= Data =
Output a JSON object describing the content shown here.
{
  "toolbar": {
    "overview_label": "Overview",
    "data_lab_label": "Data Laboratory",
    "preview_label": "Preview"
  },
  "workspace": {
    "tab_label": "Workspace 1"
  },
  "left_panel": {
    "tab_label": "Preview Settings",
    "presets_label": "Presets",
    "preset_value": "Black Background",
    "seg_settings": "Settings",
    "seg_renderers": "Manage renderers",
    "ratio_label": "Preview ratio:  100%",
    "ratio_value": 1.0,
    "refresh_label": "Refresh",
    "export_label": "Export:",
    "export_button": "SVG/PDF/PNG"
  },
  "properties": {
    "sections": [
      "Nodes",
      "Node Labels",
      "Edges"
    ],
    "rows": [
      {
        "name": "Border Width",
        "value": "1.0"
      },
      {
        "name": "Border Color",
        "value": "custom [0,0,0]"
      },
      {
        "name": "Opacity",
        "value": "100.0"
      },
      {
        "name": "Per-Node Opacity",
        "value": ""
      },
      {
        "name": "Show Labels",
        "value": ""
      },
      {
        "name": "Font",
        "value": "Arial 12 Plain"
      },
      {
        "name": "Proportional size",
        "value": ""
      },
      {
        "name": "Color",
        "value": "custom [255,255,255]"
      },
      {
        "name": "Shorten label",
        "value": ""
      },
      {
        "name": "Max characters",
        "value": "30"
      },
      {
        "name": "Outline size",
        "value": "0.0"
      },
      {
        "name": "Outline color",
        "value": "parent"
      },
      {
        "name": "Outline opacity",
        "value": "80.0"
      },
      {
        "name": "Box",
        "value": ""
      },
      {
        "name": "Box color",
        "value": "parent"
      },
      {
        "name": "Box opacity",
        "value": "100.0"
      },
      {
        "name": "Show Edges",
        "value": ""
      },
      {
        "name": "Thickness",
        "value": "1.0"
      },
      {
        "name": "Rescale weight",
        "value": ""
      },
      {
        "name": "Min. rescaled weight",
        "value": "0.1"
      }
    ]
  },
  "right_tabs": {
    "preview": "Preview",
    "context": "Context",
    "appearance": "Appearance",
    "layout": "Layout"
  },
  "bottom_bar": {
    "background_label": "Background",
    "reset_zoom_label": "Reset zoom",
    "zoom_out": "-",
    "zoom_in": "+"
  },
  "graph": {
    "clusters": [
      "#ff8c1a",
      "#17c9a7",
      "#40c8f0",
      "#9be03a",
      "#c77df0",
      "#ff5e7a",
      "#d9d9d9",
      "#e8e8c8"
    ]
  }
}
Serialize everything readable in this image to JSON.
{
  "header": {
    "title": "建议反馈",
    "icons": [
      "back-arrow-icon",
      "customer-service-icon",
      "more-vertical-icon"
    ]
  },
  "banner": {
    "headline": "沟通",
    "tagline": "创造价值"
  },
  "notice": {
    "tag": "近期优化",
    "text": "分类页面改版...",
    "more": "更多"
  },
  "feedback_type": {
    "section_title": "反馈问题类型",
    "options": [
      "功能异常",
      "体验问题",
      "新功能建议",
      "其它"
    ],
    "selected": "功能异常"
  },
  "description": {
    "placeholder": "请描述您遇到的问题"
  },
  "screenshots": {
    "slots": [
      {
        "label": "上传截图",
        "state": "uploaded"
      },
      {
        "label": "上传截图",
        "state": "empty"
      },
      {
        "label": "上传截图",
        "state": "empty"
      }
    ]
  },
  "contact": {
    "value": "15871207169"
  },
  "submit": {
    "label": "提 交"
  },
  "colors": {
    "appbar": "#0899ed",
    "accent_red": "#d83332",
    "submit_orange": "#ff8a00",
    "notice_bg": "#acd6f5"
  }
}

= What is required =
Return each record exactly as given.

= Result of this exercise =
Output a JSON object describing the content shown here.
{
  "toolbar": {
    "overview_label": "Overview",
    "data_lab_label": "Data Laboratory",
    "preview_label": "Preview"
  },
  "workspace": {
    "tab_label": "Workspace 1"
  },
  "left_panel": {
    "tab_label": "Preview Settings",
    "presets_label": "Presets",
    "preset_value": "Black Background",
    "seg_settings": "Settings",
    "seg_renderers": "Manage renderers",
    "ratio_label": "Preview ratio:  100%",
    "ratio_value": 1.0,
    "refresh_label": "Refresh",
    "export_label": "Export:",
    "export_button": "SVG/PDF/PNG"
  },
  "properties": {
    "sections": [
      "Nodes",
      "Node Labels",
      "Edges"
    ],
    "rows": [
      {
        "name": "Border Width",
        "value": "1.0"
      },
      {
        "name": "Border Color",
        "value": "custom [0,0,0]"
      },
      {
        "name": "Opacity",
        "value": "100.0"
      },
      {
        "name": "Per-Node Opacity",
        "value": ""
      },
      {
        "name": "Show Labels",
        "value": ""
      },
      {
        "name": "Font",
        "value": "Arial 12 Plain"
      },
      {
        "name": "Proportional size",
        "value": ""
      },
      {
        "name": "Color",
        "value": "custom [255,255,255]"
      },
      {
        "name": "Shorten label",
        "value": ""
      },
      {
        "name": "Max characters",
        "value": "30"
      },
      {
        "name": "Outline size",
        "value": "0.0"
      },
      {
        "name": "Outline color",
        "value": "parent"
      },
      {
        "name": "Outline opacity",
        "value": "80.0"
      },
      {
        "name": "Box",
        "value": ""
      },
      {
        "name": "Box color",
        "value": "parent"
      },
      {
        "name": "Box opacity",
        "value": "100.0"
      },
      {
        "name": "Show Edges",
        "value": ""
      },
      {
        "name": "Thickness",
        "value": "1.0"
      },
      {
        "name": "Rescale weight",
        "value": ""
      },
      {
        "name": "Min. rescaled weight",
        "value": "0.1"
      }
    ]
  },
  "right_tabs": {
    "preview": "Preview",
    "context": "Context",
    "appearance": "Appearance",
    "layout": "Layout"
  },
  "bottom_bar": {
    "background_label": "Background",
    "reset_zoom_label": "Reset zoom",
    "zoom_out": "-",
    "zoom_in": "+"
  },
  "graph": {
    "clusters": [
      "#ff8c1a",
      "#17c9a7",
      "#40c8f0",
      "#9be03a",
      "#c77df0",
      "#ff5e7a",
      "#d9d9d9",
      "#e8e8c8"
    ]
  }
}
Serialize everything readable in this image to JSON.
{
  "header": {
    "title": "建议反馈",
    "icons": [
      "back-arrow-icon",
      "customer-service-icon",
      "more-vertical-icon"
    ]
  },
  "banner": {
    "headline": "沟通",
    "tagline": "创造价值"
  },
  "notice": {
    "tag": "近期优化",
    "text": "分类页面改版...",
    "more": "更多"
  },
  "feedback_type": {
    "section_title": "反馈问题类型",
    "options": [
      "功能异常",
      "体验问题",
      "新功能建议",
      "其它"
    ],
    "selected": "功能异常"
  },
  "description": {
    "placeholder": "请描述您遇到的问题"
  },
  "screenshots": {
    "slots": [
      {
        "label": "上传截图",
        "state": "uploaded"
      },
      {
        "label": "上传截图",
        "state": "empty"
      },
      {
        "label": "上传截图",
        "state": "empty"
      }
    ]
  },
  "contact": {
    "value": "15871207169"
  },
  "submit": {
    "label": "提 交"
  },
  "colors": {
    "appbar": "#0899ed",
    "accent_red": "#d83332",
    "submit_orange": "#ff8a00",
    "notice_bg": "#acd6f5"
  }
}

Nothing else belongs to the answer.